WORK TASK:
I'd like every entry returned exactly as it is, with the images left out.

━━━━━ MATERIAL PROVIDED ━━━━━

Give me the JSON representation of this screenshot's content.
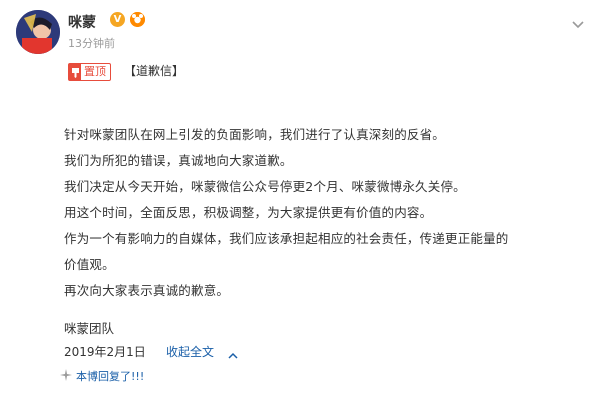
{
  "user": {
    "name": "咪蒙",
    "verified_badge": "V",
    "member_badge": "dot"
  },
  "post": {
    "timestamp": "13分钟前",
    "pinned_label": "置顶",
    "tag": "【道歉信】",
    "body_lines": [
      "针对咪蒙团队在网上引发的负面影响，我们进行了认真深刻的反省。",
      "我们为所犯的错误，真诚地向大家道歉。",
      "我们决定从今天开始，咪蒙微信公众号停更2个月、咪蒙微博永久关停。",
      "用这个时间，全面反思，积极调整，为大家提供更有价值的内容。",
      "作为一个有影响力的自媒体，我们应该承担起相应的社会责任，传递更正能量的",
      "价值观。",
      "再次向大家表示真诚的歉意。"
    ],
    "signature": "咪蒙团队",
    "date": "2019年2月1日",
    "collapse_label": "收起全文",
    "reply_label": "本博回复了!!!"
  },
  "colors": {
    "accent_red": "#e74c3c",
    "link_blue": "#1a5fa8",
    "muted_gray": "#9a9a9a",
    "badge_orange": "#f5a623"
  },
  "icons": {
    "pin": "pin-icon",
    "more": "chevron-down-icon",
    "collapse": "caret-up-icon",
    "reply": "sparkle-icon"
  }
}
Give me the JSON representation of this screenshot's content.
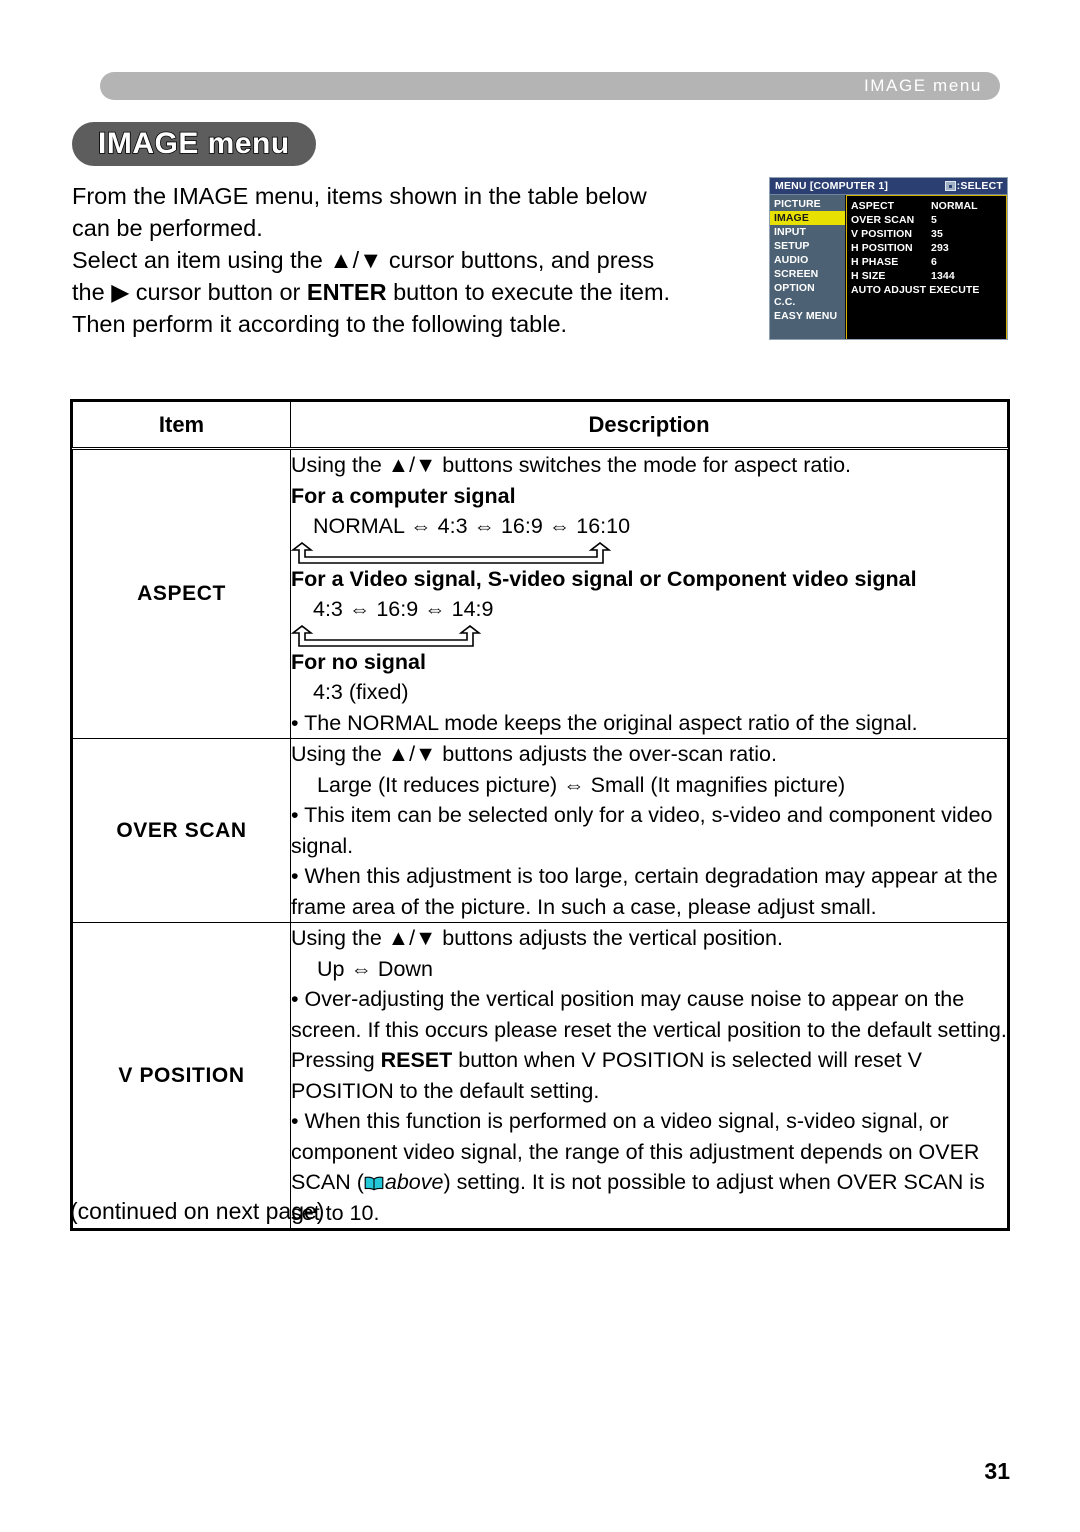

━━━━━

SOLUTION:
Give me the JSON representation of this screenshot's content.
{
  "user": {
    "name": "咪蒙",
    "verified_badge": "V",
    "member_badge": "dot"
  },
  "post": {
    "timestamp": "13分钟前",
    "pinned_label": "置顶",
    "tag": "【道歉信】",
    "body_lines": [
      "针对咪蒙团队在网上引发的负面影响，我们进行了认真深刻的反省。",
      "我们为所犯的错误，真诚地向大家道歉。",
      "我们决定从今天开始，咪蒙微信公众号停更2个月、咪蒙微博永久关停。",
      "用这个时间，全面反思，积极调整，为大家提供更有价值的内容。",
      "作为一个有影响力的自媒体，我们应该承担起相应的社会责任，传递更正能量的",
      "价值观。",
      "再次向大家表示真诚的歉意。"
    ],
    "signature": "咪蒙团队",
    "date": "2019年2月1日",
    "collapse_label": "收起全文",
    "reply_label": "本博回复了!!!"
  },
  "colors": {
    "accent_red": "#e74c3c",
    "link_blue": "#1a5fa8",
    "muted_gray": "#9a9a9a",
    "badge_orange": "#f5a623"
  },
  "icons": {
    "pin": "pin-icon",
    "more": "chevron-down-icon",
    "collapse": "caret-up-icon",
    "reply": "sparkle-icon"
  }
}
Give me the JSON representation of this screenshot's content.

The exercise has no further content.